#### [Brief]
Locate the string "SpecialNotes" in the listing below. Copy every line where it is found.

[Opening Data in this exercise section]

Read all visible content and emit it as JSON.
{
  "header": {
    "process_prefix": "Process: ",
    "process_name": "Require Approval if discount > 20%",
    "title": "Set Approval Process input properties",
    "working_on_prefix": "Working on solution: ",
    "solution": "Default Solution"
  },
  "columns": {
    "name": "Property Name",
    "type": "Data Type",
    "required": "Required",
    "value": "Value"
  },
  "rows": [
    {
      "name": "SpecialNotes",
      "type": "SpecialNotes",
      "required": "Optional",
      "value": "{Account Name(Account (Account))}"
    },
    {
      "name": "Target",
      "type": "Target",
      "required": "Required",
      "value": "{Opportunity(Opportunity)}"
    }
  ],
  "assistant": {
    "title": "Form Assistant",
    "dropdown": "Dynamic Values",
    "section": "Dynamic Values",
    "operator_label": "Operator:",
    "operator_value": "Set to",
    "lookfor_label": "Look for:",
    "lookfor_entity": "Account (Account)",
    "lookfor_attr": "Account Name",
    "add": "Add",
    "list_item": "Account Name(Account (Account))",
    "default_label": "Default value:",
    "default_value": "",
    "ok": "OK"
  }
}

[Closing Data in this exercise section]

#### [Written response]
      "name": "SpecialNotes",
      "type": "SpecialNotes",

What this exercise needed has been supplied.